■ **Excerpts from a dataset**
·····

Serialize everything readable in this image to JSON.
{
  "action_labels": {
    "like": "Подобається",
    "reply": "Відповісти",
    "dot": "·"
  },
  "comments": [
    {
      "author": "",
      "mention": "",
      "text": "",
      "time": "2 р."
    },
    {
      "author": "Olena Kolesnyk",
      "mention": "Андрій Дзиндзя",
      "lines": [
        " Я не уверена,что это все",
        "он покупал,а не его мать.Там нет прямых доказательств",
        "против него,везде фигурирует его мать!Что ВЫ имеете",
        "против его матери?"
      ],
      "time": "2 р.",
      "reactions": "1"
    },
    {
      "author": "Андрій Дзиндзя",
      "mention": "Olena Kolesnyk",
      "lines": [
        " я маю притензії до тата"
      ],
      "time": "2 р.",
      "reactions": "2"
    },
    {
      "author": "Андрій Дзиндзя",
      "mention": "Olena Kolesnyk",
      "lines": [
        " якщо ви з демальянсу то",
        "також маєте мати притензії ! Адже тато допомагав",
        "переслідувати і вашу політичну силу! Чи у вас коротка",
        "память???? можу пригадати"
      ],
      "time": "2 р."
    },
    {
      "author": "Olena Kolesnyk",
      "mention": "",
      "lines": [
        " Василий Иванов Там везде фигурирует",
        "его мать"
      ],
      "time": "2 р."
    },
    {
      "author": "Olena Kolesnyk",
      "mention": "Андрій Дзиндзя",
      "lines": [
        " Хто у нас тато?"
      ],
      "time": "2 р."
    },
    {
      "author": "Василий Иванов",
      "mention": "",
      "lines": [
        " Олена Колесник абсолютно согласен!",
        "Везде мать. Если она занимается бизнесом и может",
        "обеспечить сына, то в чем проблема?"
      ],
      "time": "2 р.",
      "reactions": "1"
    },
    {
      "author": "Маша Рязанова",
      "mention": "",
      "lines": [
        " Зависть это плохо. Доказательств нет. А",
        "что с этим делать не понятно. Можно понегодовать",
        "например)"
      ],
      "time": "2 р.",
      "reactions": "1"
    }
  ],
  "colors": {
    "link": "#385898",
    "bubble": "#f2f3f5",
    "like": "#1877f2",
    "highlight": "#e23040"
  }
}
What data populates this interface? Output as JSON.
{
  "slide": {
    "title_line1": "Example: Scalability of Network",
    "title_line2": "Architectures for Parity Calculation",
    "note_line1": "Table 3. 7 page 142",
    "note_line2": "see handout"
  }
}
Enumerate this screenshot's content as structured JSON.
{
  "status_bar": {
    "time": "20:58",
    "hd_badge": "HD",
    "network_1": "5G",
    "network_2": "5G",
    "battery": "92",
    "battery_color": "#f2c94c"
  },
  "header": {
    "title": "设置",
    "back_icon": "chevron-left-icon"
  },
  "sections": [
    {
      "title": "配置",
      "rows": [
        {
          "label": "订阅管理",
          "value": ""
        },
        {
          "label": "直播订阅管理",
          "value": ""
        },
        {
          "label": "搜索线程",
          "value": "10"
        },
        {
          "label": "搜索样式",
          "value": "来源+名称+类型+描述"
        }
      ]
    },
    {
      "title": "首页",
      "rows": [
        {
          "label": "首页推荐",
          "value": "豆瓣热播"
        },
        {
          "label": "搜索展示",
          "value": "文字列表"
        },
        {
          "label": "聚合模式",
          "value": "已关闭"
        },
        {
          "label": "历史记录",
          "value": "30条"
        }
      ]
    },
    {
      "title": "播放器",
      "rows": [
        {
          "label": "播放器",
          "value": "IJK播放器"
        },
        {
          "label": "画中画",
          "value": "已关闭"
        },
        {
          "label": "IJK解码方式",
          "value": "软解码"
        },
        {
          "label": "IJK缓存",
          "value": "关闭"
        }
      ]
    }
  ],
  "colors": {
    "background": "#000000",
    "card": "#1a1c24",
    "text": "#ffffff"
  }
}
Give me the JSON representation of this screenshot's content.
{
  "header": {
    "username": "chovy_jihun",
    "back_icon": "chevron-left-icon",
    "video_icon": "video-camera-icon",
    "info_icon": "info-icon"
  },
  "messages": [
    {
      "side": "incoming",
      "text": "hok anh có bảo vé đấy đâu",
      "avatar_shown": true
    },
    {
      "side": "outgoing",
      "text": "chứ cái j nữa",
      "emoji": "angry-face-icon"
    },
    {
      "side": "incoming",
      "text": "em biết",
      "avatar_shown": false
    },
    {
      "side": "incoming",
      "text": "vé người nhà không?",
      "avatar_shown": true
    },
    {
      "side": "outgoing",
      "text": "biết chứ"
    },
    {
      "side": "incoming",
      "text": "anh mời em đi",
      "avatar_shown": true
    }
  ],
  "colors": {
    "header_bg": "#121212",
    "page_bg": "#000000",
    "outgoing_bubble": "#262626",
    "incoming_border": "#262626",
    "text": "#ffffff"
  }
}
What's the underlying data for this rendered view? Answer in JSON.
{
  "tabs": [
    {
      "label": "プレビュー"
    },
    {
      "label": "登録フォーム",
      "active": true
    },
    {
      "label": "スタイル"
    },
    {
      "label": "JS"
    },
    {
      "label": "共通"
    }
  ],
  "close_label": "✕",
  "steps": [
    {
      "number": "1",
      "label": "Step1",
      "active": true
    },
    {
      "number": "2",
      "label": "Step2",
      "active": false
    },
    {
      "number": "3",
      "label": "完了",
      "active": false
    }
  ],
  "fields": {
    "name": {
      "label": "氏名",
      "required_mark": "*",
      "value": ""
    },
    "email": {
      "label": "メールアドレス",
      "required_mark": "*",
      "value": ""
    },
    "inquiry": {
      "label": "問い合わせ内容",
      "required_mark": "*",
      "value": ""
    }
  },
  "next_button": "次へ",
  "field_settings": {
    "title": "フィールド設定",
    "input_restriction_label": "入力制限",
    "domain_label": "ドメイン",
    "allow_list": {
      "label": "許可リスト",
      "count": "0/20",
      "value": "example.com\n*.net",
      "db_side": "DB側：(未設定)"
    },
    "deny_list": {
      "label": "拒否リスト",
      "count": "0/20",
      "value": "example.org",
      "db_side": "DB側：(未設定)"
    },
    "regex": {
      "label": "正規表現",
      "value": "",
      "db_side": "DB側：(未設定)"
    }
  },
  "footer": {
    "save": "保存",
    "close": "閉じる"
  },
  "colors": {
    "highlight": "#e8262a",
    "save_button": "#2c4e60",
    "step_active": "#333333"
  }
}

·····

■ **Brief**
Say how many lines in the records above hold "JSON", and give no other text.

■ **Result for this exercise**
5